And you wonder why no one in their right mind trusts a decision that the NCAA makes.

The common theory being tossed around is that this is the NCAA reaching out and smacking IU for their association with Adams. You see, Adams runs a foundation called A-HOPE — African Hoop Opportunities Providing an Education — that brings players from abroad to the United States to help them get an education and find a place to play college basketball. But, as was exposed in this ESPN investigation last April, there is plenty of smoke and all kinds of rumors floating around basketball circles about Adams’ relationship with IU and whether or not it is too close.

But that theory doesn’t exactly hold water.

If message board fodder is all that it took to get a player suspended, Shabazz Muhammad would never play college basketball. Kyle Anderson wouldn’t, either. Anthony Davis probably would have been one of a handful of Kentucky recruits that went the way of Enes Kanter. Baylor would never get an elite prospect eligible and the Canada-Findlay Prep-Texas pipeline would have been shut down a long time ago.

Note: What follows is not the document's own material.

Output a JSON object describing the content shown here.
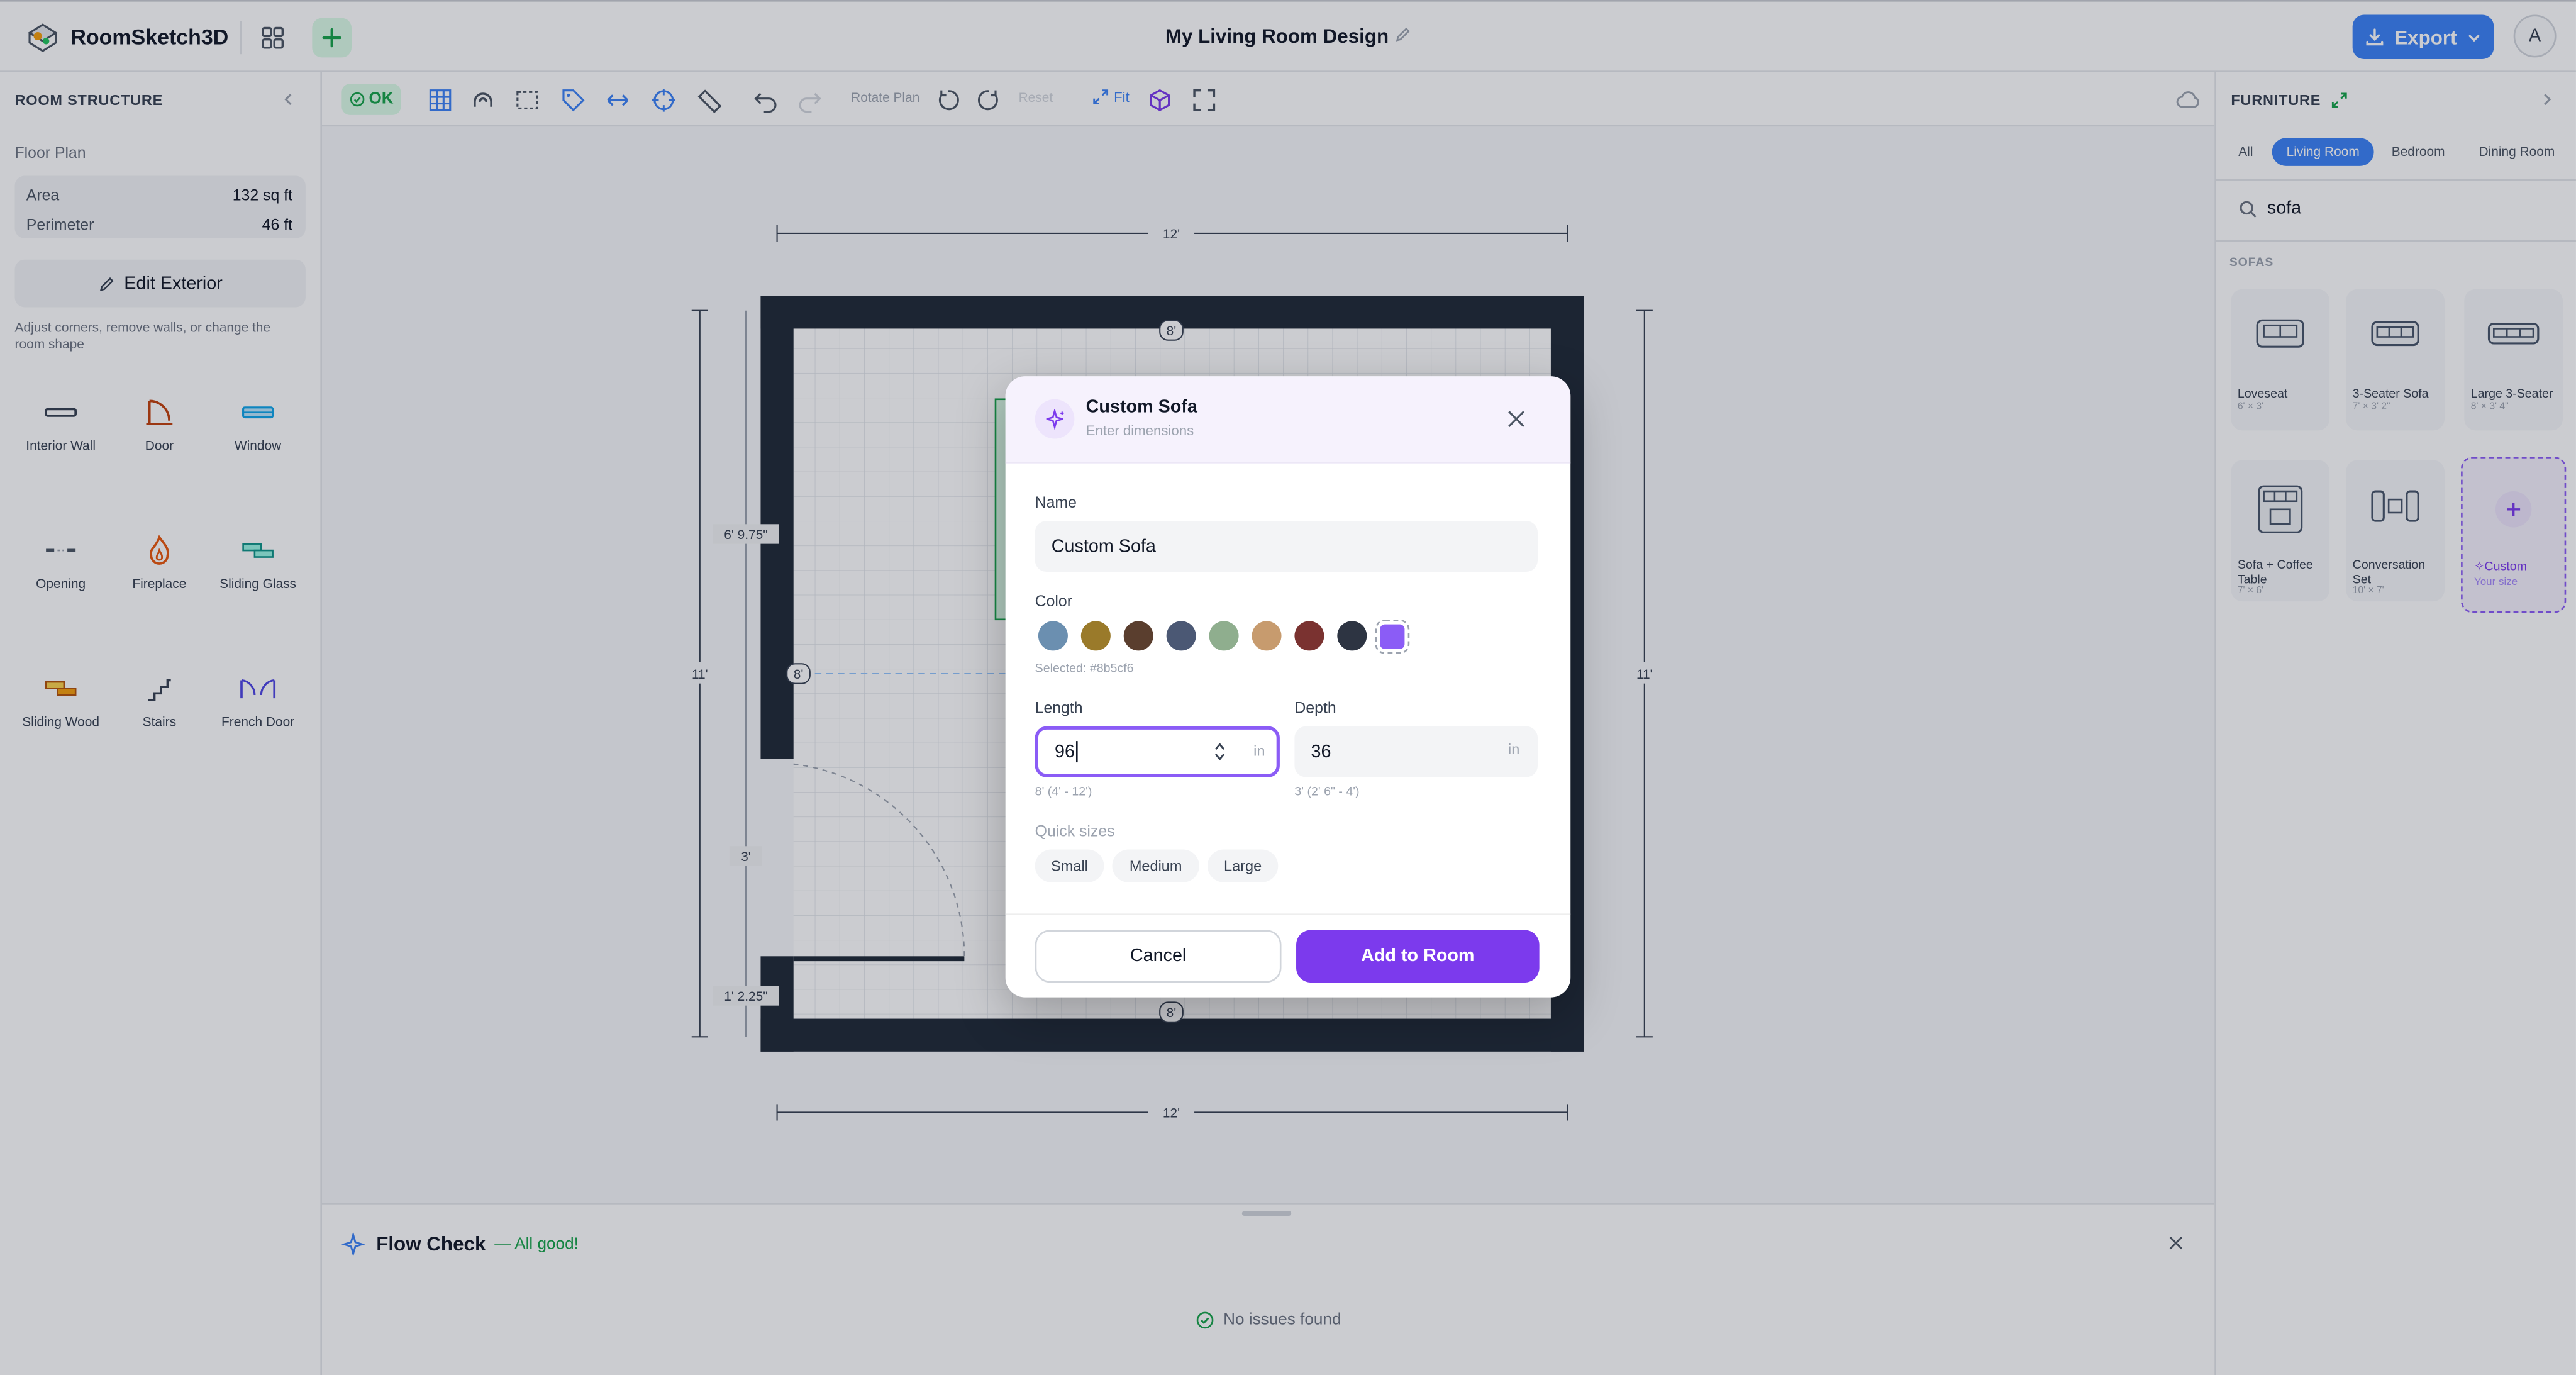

Could it simply be that the NCAA was actually able to find some kind of wrongdoing, even if that wrongdoing is one of the most ridiculous, letter-of-the-law interpretations that the NCAA has ever come up with?

“There’s no question they’re contributors in this program right away, but the bigger concern right now is for both Hanner and Peter individually,” Indiana coach Tom Crean told SiriusXM’s Jeff Goodman on Tuesday night. “They don’t really know why this is happening and it’s really hard for us to explain it to them because I don’t really know why this is happening.”

Well, it’s simple, Tom. The NCAA doesn’t like your affiliation with Adams or A-HOPE, and they wanted to send a message about it. Since they couldn’t find anything illegal about the recruitment of the players, they are dropping the hammer on a technicality. They are trying to make a statement.

And they did. The irony, however, is that the ‘statement’ the NCAA made has more to do with the inept, archaic rules we’ve all come to know and abhor than with the two Hoosier freshmen.

Rob Dauster is the editor of the college basketball website Ballin’ is a Habit. You can find him on twitter @robdauster.